■ **Problem requirements**: For every line in the entries that contains "grid", show the whole line.

■ **Dataset records**:
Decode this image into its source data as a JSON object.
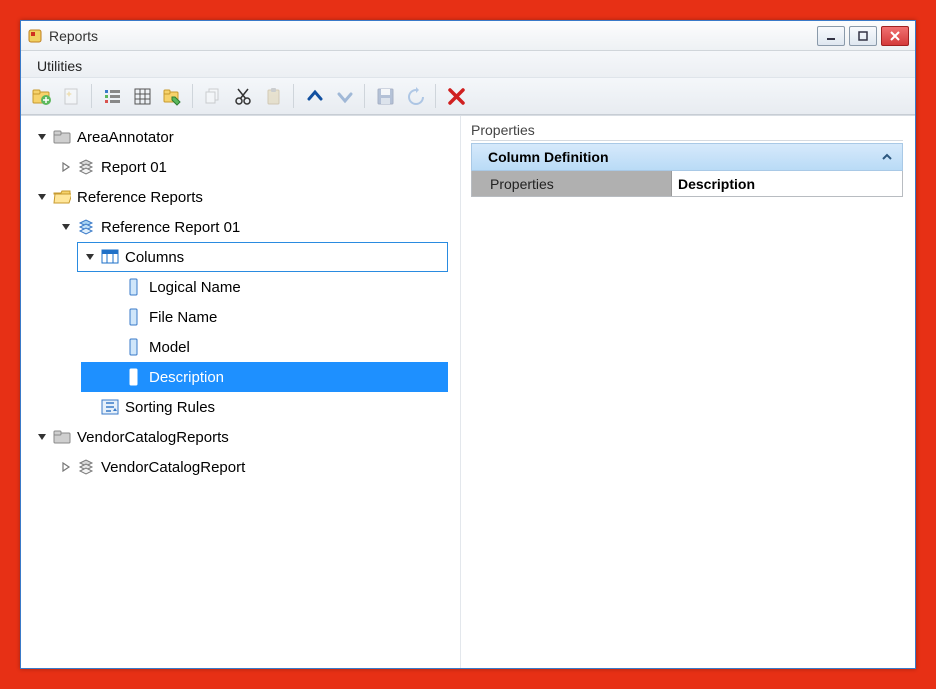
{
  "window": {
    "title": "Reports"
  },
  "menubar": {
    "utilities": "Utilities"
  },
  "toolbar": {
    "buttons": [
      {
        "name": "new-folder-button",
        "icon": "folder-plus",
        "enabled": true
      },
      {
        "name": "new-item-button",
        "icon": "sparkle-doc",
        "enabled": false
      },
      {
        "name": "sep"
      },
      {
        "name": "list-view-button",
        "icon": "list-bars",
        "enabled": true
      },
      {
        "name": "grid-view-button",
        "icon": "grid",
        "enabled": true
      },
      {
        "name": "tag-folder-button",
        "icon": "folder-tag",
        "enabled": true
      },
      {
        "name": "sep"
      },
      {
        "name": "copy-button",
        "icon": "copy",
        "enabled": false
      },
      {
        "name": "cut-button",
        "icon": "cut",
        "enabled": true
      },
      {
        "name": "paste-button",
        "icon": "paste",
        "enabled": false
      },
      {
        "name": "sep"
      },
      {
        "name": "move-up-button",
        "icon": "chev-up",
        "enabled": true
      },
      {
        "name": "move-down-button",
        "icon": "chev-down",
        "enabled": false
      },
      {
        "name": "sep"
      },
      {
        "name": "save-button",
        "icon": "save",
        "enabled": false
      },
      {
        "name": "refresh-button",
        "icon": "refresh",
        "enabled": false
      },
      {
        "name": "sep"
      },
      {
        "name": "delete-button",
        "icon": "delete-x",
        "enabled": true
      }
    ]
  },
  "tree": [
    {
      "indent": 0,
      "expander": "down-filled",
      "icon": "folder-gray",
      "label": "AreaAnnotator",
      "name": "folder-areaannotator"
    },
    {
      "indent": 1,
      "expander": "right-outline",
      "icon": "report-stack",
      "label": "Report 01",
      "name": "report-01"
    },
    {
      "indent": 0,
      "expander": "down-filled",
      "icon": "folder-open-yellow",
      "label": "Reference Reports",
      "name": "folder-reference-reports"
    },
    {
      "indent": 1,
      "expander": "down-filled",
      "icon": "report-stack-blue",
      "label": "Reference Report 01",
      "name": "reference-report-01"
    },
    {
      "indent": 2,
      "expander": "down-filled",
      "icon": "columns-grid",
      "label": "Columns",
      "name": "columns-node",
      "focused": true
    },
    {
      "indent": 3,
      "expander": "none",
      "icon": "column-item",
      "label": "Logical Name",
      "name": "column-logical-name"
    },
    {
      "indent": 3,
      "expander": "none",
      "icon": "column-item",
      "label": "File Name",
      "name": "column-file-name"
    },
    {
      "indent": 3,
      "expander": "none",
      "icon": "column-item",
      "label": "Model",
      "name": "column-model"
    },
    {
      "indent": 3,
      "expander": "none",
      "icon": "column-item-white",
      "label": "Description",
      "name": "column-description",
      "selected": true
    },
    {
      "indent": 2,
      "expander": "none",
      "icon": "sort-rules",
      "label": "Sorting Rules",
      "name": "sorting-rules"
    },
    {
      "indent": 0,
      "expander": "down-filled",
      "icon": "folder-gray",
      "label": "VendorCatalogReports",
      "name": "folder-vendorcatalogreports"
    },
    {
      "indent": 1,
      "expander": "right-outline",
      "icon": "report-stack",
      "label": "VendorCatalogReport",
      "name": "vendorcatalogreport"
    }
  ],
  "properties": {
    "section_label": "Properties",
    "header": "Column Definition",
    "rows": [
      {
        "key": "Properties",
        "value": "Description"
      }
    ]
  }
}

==

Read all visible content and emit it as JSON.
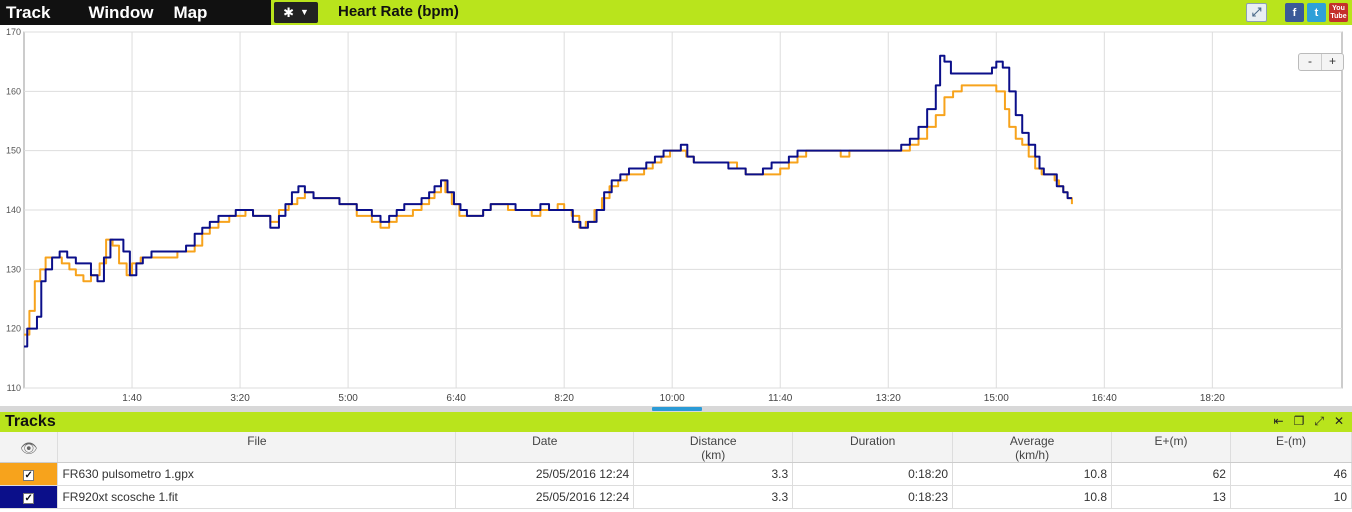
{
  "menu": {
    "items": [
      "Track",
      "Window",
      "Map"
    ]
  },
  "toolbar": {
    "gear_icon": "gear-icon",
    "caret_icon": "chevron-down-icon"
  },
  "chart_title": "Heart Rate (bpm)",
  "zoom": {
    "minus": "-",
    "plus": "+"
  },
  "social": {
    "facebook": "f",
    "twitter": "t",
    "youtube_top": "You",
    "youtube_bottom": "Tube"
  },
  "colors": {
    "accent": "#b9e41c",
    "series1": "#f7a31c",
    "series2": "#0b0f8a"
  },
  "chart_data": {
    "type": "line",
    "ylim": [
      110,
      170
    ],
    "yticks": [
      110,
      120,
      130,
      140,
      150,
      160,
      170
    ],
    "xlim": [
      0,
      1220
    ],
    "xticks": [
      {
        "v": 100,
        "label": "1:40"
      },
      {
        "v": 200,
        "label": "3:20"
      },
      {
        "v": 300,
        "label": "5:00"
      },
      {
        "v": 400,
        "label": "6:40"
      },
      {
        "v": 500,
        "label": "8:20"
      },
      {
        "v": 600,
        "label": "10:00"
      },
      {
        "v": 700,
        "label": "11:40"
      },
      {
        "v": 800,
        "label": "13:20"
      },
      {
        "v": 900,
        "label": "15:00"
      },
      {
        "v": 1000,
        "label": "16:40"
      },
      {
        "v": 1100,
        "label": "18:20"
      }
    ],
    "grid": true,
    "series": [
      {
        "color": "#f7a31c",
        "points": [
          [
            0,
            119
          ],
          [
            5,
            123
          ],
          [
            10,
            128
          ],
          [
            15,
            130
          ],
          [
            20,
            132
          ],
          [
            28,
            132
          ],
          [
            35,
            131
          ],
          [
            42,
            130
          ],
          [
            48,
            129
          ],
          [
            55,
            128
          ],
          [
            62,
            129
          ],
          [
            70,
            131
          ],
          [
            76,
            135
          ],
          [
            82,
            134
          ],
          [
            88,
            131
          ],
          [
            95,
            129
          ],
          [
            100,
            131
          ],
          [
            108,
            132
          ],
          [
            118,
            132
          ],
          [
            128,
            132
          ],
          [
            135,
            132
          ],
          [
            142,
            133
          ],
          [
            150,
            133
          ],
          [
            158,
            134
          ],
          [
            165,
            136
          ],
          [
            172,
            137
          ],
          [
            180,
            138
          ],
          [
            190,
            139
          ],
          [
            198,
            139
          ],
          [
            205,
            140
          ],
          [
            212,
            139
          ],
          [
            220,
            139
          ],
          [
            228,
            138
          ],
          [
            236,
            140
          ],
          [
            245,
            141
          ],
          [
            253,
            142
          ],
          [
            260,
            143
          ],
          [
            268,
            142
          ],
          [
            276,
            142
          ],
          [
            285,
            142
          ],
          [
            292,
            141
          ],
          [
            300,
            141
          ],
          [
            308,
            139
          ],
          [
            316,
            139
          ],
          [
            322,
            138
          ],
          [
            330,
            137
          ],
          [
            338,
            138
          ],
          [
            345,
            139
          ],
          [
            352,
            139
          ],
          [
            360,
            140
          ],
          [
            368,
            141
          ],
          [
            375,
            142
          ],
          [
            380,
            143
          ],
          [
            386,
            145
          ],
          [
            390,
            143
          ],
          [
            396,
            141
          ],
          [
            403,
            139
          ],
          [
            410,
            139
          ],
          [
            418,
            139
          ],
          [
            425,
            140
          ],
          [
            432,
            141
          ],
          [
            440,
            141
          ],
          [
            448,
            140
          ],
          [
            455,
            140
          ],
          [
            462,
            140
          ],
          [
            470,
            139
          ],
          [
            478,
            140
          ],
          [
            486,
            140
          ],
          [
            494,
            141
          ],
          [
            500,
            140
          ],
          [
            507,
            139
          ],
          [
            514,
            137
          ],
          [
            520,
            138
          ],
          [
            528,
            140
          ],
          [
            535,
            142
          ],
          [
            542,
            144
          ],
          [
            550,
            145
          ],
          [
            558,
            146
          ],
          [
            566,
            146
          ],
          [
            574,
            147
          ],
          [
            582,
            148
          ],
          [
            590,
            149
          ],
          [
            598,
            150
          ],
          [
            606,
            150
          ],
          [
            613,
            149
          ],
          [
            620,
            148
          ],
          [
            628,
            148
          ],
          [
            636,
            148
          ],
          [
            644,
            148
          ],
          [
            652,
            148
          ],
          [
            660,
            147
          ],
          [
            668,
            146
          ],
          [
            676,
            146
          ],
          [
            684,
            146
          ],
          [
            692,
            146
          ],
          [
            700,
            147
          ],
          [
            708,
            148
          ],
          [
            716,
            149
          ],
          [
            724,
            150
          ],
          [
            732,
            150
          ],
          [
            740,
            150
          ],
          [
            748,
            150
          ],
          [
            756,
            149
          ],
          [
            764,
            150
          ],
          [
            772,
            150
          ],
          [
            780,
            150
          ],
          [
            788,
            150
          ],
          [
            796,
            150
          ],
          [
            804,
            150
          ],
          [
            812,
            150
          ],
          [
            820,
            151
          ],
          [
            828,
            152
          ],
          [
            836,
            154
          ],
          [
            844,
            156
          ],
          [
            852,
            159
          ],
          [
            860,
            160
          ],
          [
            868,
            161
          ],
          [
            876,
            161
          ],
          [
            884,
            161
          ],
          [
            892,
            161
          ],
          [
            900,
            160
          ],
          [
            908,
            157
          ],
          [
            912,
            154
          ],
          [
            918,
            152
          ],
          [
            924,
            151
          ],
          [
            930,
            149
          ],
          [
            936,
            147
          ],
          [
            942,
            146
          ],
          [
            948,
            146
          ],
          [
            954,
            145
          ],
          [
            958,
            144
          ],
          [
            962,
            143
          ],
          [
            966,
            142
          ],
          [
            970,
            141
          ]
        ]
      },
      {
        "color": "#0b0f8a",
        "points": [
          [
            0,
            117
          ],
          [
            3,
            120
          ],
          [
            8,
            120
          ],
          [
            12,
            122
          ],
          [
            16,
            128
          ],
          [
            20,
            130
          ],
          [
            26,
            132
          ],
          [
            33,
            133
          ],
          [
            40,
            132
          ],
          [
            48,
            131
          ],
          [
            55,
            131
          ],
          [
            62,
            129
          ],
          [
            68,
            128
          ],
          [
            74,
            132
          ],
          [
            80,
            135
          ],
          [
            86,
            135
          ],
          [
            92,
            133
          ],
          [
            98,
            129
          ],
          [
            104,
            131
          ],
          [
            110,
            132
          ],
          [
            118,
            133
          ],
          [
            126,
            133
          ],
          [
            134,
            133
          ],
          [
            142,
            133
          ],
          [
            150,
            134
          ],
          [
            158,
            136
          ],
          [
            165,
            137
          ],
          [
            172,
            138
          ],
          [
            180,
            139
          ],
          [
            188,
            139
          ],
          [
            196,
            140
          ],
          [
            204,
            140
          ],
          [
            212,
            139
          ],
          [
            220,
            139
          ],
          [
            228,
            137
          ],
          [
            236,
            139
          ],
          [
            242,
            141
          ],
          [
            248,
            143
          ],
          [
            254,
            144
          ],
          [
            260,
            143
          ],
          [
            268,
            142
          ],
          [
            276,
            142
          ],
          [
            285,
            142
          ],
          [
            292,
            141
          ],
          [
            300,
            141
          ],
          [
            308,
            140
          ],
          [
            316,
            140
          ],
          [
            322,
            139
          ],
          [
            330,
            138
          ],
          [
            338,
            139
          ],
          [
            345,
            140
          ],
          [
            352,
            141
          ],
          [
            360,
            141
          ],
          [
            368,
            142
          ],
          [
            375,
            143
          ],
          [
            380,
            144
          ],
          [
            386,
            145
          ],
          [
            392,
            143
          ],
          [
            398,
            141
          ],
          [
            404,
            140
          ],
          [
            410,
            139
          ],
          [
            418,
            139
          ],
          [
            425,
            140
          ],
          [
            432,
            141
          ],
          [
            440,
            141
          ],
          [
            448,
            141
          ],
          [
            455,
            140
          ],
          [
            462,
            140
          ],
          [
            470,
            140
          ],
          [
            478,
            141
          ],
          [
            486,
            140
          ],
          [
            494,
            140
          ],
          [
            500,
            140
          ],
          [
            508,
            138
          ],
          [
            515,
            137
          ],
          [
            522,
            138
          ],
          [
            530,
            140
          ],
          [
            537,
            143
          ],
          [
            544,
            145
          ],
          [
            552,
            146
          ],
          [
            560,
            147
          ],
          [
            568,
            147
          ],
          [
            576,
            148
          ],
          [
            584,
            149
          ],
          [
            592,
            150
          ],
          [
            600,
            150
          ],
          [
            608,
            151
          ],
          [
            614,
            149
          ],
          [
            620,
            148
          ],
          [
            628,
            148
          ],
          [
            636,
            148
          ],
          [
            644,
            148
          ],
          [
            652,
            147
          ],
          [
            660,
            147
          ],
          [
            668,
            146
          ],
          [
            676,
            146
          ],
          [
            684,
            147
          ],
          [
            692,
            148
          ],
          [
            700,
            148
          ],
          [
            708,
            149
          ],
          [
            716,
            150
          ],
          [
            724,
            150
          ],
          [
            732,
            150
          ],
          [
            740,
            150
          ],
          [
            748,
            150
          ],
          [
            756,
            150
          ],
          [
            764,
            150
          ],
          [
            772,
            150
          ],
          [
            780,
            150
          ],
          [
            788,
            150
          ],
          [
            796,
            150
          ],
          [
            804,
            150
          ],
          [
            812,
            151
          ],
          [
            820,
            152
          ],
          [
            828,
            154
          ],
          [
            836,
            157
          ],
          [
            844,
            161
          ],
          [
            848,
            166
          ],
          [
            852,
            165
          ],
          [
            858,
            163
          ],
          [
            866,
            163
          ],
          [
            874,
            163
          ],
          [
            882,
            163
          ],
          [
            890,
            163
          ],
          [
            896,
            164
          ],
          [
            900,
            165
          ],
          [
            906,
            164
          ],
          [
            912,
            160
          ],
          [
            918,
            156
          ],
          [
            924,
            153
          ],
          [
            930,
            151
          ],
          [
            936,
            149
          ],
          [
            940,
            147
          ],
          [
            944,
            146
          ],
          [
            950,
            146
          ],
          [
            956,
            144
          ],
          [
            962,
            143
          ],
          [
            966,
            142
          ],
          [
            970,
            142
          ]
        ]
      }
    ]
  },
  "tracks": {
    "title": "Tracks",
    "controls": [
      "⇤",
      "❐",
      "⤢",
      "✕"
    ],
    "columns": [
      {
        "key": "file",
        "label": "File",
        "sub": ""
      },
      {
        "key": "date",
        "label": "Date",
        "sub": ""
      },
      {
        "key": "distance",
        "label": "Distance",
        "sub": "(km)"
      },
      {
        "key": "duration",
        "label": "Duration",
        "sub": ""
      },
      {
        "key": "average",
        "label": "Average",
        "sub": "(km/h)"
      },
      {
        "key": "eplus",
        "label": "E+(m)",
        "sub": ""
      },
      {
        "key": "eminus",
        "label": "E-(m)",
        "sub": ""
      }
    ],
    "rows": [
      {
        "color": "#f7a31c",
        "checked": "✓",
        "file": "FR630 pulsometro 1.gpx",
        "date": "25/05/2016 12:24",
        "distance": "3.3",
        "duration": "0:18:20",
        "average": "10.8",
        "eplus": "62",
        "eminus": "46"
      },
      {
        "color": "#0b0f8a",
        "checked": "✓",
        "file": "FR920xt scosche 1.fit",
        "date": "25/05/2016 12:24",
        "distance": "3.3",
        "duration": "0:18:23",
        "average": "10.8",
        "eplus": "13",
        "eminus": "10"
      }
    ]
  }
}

■ **Final answer**:
        "name": "grid-view-button",
        "icon": "grid",
      "icon": "columns-grid",
    "grid": true,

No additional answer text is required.